). The above, in short, constitutes a metabolic model.
Constraint-based genome-scale models of metabolism (Palsson, 2006
) are a category of models precisely aimed at assessing the physiological states achievable by a given metabolic network, and at uncovering their biochemical implementation in terms of metabolic fluxes. They offer an idealized view of the cell as a set of ‘pipes,’ with metabolites flowing through each pipe, and biochemical conversions taking place at junctions between pipes. Some metabolites can also be exchanged with the environment, flowing in or out of the system through dedicated pipes that can be opened or shut, and may have upper bounds on their throughput. The cell is required to achieve balanced production and consumption of all the intermediate substrates and products involved in its metabolism: what flows in a junction must flow out.
Constraint-based models can help investigate in a systematic manner most of the research questions listed at the start of this introduction, because they provide a way to explore the consequences on the operation of the entire metabolic network of the piecemeal information available on each of its parts. They are especially well suited to ‘what if’ experiments involving genetic or environmental perturbations, such as: how would the cell behave in an environment with a different chemistry than the ones that have been experimented on? How would one or more deletions affect its metabolic capabilities? Which deletions would maximize the production of both metabolite x and biomass?
Before a model for a given species can be used to gain new insights into its metabolic capabilities or evolutionary history, it must first be built from the scattered genomic, biochemical, and physiological information available on that species up to a point where known physiology can be predicted from biochemistry without major mistakes. This process is sometimes known as ‘model reconstruction’; its endpoint is a functional genome-scale model, i.e. a structured representation of the current state of knowledge on the metabolism of the respective species (Reed et al., 2006a

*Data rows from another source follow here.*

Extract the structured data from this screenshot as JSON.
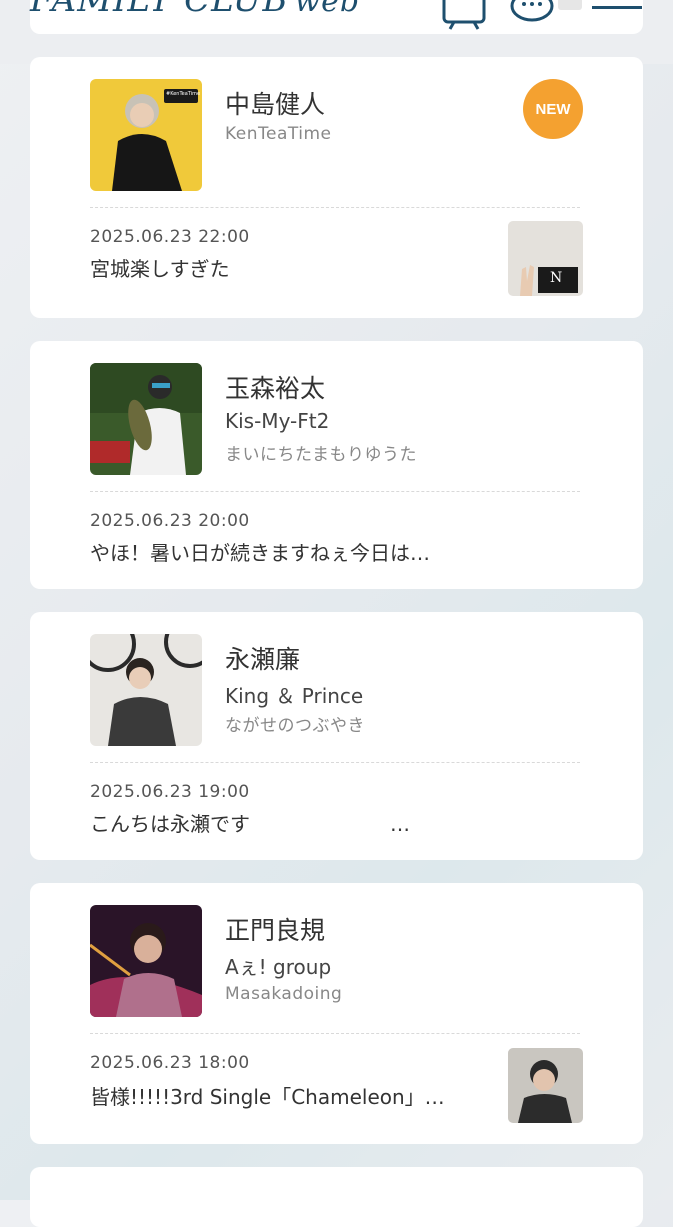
{
  "header": {
    "logo_main": "FAMILY CLUB",
    "logo_sub": "web",
    "icons": [
      "tv-icon",
      "chat-icon",
      "menu-icon"
    ]
  },
  "colors": {
    "logo": "#1e4f6e",
    "new_badge": "#f4a130"
  },
  "entries": [
    {
      "name": "中島健人",
      "group": "",
      "blog": "KenTeaTime",
      "badge": "NEW",
      "date": "2025.06.23 22:00",
      "title": "宮城楽しすぎた",
      "avatar_tag": "#KenTeaTime",
      "thumbnail_text": "N"
    },
    {
      "name": "玉森裕太",
      "group": "Kis-My-Ft2",
      "blog": "まいにちたまもりゆうた",
      "date": "2025.06.23 20:00",
      "title": "やほ！暑い日が続きますねぇ今日は…"
    },
    {
      "name": "永瀬廉",
      "group": "King ＆ Prince",
      "blog": "ながせのつぶやき",
      "date": "2025.06.23 19:00",
      "title": "こんちは永瀬です　　　　　　　…"
    },
    {
      "name": "正門良規",
      "group": "Aぇ! group",
      "blog": "Masakadoing",
      "date": "2025.06.23 18:00",
      "title": "皆様!!!!!3rd Single「Chameleon」…"
    }
  ]
}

). The model provides a framework to interpret new experimental data gathered at the cellular or molecular scale. That data may be incompatible with the current model, in which case either or both should be questioned, leading to possible revisions or improvements. If, on the other hand, data and model are compatible, the new evidence may still narrow down the set of possible metabolic behaviors of the cell, thus enriching the model (Covert et al., 2004
This review article covers both the reconstruction of genome-scale metabolic models and their applications to basic and applied research in microbiology. Following a primer on constraint-based models, we will review the state of the art in model reconstruction. Next, we will survey the main applications of metabolic models, from phenotype predictions to data interpretation or metabolic engineering. Practical aspects of direct relevance to the working microbiologist will be covered by a sketch of the main dedicated database and software resources. We will conclude the review with a discussion on future directions in the field.